ably smaller than for a number of jears past. The record harvest of last year ha-t glutted the market pretty well, and there seems no present indication of a rise in tbe price of seed for this year at least, Tbe eeed should be of excellent quality should tbe weather continue fine for the harvesting. There has been a tremendous growth of course, and tbe 'present warm weather is hardening up the cropg well. The prospects of labour for harvesting the crop* are good, as there should be* an influx of men from the Lyttelton unemployed afc present from the recent etrike. Even now there are a number of men looking for jobs, so that labour should not ba jo uncertain as it was last year. It is evident that there must be a drop in the price of wage*, as the poor prices received for seed will force contractors to employ men afc a lower wage, as they themselves have ac cepted seed on terms much lower than those paid last year. Farmers who let contraots for 2d per lb. last year aie only allowing lsd this year, so that contractors who were paying Is 9d per hour last year for skilled labour will only be able to offer Is 6d or Is 3d this year. This, however, is a good wage, and should not deter a good influx.of labour. Present indications are very propitious for a splendid harvesting season, and, if fine weather continues without any seriously long break, contractors and men should do well, despite lower contract prices and wages.
Permanent link to this item
FARMING NOTES., Akaroa Mail and Banks Peninsula Advertiser, Volume LXXII, Issue 4361, 3 January 1914
FARMING NOTES. Akaroa Mail and Banks Peninsula Advertiser, Volume LXXII, Issue 4361, 3 January 1914

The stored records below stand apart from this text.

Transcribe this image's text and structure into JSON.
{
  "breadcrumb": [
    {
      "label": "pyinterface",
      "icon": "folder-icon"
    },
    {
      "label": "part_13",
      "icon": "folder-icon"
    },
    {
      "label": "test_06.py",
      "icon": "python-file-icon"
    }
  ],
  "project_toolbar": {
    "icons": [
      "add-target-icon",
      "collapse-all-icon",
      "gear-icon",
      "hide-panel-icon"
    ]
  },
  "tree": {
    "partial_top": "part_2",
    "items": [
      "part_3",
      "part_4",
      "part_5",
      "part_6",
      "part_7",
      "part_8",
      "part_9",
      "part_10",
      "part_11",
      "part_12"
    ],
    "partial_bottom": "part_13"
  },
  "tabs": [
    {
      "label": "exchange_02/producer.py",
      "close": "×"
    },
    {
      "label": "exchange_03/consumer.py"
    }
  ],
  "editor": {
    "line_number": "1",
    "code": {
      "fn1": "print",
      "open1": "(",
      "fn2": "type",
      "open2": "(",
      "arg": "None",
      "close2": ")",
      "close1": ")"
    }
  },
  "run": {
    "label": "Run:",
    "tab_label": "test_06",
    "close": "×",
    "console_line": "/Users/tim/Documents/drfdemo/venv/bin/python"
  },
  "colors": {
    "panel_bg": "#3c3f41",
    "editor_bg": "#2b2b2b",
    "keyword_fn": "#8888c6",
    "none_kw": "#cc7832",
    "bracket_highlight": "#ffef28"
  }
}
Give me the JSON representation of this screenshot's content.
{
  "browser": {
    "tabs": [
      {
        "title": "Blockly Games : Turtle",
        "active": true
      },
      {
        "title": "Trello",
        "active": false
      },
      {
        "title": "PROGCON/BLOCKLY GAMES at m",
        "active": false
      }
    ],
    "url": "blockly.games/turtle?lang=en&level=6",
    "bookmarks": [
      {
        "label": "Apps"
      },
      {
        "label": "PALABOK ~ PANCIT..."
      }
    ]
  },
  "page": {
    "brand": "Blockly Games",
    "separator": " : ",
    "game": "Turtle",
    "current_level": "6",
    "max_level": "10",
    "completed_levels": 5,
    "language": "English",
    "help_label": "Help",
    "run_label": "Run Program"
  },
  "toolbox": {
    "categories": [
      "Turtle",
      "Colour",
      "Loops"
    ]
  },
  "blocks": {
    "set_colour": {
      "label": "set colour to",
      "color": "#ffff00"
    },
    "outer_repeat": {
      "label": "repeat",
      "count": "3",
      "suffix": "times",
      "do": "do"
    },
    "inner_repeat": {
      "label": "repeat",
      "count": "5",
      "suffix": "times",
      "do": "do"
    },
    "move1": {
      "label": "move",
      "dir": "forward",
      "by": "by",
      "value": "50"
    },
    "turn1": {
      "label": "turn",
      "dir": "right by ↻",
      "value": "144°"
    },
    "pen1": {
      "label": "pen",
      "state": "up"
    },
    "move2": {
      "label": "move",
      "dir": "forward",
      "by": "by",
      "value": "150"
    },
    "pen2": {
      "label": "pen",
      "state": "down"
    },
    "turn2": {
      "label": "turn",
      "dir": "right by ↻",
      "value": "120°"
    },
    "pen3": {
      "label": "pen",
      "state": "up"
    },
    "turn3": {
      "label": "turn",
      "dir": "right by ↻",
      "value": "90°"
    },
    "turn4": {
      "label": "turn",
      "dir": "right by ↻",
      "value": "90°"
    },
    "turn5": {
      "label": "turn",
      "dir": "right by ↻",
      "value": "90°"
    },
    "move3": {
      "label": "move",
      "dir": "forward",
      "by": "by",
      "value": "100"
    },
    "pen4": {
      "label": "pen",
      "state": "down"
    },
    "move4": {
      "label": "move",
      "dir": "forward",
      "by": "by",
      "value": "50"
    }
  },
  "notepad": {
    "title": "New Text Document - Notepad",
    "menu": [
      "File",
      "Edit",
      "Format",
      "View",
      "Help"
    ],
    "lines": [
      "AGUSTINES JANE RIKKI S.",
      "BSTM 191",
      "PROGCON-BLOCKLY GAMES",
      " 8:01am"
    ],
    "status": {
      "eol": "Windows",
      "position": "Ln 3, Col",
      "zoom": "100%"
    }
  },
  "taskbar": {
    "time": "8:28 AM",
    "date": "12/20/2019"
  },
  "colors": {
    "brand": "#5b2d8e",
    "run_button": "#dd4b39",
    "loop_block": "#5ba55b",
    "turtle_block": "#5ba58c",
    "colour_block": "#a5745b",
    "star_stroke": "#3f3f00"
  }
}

Using This Item
Akaroa Mail Co is the copyright owner for the Akaroa Mail. You can reproduce in-copyright material from this newspaper for non-commercial use under a Creative Commons New Zealand BY-NC-SA licence . This newspaper is not available for commercial use without the consent of Akaroa Mail Co. For advice on reproduction of out-of-copyright material from this newspaper, please refer to the Copyright guide.